Small businesses will have their access to capital crimped by a government move suspending the biggest loan program for them as it runs short of money, a Democratic lawmaker said Wednesday.
The move is "the Bush administration's latest attempts to gut this critical program," said Rep. Nydia Velazquez of New York, senior Democrat on the House Small Business Committee. "As the economy struggles to create jobs, now is not the time to cut off small businesses from access to capital."
The Small Business Administration, which administers the program of loan guarantees intended to help businesses that can't qualify for regular loans from banks, blames the holdup on Congress.

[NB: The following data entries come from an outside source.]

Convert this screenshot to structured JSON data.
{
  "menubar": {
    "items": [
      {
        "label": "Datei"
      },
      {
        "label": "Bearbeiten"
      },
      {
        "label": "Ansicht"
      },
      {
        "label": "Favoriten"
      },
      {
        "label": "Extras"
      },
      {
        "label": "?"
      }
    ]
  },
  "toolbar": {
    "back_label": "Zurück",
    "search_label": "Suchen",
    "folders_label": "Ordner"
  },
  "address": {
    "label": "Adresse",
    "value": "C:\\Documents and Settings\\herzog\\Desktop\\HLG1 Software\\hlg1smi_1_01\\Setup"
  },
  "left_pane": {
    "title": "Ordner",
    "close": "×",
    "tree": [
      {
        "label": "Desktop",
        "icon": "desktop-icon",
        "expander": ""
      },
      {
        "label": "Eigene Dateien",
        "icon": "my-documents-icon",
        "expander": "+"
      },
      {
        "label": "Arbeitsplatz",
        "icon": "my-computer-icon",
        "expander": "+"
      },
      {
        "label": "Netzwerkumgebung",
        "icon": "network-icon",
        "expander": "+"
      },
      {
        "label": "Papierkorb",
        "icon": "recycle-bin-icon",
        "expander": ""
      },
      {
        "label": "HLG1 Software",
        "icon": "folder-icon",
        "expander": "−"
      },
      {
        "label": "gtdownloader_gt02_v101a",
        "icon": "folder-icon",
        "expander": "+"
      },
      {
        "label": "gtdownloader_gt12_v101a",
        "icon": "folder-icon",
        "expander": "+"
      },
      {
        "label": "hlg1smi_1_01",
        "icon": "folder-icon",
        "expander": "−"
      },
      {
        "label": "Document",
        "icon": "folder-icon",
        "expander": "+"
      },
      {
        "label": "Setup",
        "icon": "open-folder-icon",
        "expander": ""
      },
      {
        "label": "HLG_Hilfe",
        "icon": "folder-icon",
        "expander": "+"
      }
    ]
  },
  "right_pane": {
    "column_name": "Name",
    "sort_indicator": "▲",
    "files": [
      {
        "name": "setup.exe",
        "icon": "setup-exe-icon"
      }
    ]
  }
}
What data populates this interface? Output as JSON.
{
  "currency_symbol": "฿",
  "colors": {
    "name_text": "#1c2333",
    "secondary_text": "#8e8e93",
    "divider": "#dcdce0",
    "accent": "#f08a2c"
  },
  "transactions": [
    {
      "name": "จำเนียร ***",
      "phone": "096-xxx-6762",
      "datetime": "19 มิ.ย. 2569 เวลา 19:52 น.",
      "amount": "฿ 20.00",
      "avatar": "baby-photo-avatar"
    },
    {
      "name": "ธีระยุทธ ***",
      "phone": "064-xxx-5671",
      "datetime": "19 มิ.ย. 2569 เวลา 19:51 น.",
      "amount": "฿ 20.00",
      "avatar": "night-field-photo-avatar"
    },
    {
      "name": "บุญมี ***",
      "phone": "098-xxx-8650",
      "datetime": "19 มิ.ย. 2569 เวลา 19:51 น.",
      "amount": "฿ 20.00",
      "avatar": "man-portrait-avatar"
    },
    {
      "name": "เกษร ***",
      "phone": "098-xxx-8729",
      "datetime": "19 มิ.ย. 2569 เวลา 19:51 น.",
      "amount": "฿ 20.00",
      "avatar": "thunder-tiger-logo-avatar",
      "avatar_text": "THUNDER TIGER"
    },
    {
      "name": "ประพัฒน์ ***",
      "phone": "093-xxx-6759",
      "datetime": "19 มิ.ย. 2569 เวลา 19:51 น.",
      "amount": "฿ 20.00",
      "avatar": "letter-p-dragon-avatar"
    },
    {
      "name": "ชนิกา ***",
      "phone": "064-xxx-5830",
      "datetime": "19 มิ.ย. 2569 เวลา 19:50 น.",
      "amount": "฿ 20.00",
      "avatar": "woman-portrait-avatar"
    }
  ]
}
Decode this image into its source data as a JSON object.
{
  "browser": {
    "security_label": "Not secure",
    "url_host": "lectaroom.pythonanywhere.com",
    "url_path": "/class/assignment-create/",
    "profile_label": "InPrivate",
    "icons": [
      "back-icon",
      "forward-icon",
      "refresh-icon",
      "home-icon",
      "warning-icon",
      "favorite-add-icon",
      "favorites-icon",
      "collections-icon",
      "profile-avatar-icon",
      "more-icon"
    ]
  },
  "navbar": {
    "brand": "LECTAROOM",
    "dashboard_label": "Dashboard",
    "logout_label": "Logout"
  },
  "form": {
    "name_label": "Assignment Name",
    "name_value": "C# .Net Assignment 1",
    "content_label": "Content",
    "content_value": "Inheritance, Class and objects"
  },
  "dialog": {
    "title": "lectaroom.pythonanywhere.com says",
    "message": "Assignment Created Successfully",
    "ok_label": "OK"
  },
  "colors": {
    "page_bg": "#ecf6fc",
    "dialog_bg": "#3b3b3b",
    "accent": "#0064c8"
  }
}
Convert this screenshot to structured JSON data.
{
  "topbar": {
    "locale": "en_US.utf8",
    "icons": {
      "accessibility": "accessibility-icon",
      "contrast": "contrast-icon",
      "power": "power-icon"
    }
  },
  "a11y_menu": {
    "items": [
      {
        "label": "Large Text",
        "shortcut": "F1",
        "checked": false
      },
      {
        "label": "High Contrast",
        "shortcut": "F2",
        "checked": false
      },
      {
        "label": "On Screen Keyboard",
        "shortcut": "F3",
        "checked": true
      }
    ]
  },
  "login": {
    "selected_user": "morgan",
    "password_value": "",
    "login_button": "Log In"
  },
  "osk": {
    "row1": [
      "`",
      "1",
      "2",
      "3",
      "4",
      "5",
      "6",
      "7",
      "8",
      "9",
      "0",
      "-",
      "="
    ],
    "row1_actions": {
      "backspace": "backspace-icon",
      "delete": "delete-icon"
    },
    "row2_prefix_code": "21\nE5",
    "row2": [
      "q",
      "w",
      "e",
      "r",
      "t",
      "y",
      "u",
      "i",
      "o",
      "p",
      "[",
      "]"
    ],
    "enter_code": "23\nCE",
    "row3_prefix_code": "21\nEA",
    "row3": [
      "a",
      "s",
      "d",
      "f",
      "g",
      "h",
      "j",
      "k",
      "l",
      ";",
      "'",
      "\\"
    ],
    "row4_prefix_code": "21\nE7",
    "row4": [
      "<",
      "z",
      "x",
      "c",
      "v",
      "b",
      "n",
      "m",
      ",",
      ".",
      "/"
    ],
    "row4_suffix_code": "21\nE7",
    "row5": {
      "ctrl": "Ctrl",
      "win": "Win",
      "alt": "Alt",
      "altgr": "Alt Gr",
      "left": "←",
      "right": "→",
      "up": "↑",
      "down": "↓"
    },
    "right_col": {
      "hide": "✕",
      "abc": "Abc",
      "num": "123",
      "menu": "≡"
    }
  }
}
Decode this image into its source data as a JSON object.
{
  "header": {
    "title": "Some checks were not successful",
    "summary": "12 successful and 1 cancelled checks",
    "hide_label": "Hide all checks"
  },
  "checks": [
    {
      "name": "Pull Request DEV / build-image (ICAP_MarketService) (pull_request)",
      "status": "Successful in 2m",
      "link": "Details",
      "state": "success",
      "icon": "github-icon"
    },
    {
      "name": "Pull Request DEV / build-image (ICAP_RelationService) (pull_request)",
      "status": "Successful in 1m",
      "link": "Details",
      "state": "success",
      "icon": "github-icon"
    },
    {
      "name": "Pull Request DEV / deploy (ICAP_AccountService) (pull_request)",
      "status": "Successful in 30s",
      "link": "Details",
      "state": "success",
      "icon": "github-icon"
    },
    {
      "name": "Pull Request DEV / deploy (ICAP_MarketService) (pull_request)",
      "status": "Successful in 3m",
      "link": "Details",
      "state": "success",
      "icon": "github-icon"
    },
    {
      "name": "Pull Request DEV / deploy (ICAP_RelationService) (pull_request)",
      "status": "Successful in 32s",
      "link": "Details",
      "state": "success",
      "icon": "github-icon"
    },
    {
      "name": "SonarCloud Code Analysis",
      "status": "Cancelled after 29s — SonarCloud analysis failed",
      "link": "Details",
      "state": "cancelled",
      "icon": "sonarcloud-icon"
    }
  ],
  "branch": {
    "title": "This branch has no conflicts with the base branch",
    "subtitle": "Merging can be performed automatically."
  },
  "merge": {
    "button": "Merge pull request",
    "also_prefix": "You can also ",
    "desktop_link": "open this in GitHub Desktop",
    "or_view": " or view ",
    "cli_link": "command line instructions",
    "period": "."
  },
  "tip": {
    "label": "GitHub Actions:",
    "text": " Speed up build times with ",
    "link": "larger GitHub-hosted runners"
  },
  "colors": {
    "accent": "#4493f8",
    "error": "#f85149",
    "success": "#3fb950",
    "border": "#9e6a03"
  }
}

Lawmakers have not passed a $373 billion spending bill for the budget year that started Oct. 1, which includes money for the SBA.
Like most federal agencies, the SBA has been functioning under a temporary authority at 2002 spending levels.
Businesses' loan requests coming into the agency have reached record levels _ some $45 million a day _ far exceeding the money available, SBA spokeswoman Sue Hensley said.
"Unfortunately, it's hindering us," she said. "We need to get a budget soon."
The strong loan demand led the agency last week to cap the maximum loan it would guarantee through the program at $750,000, down from $2 million.
Similar disputes over the loan program between lawmakers and the White House have occurred before, and are often politically colored.
In May 1997, for example, Sen. Christopher Bond, R-Mo., then chairman of the Senate Small Business Committee, accused the SBA in the Clinton administration of failing to inform Congress that the program was running out of money.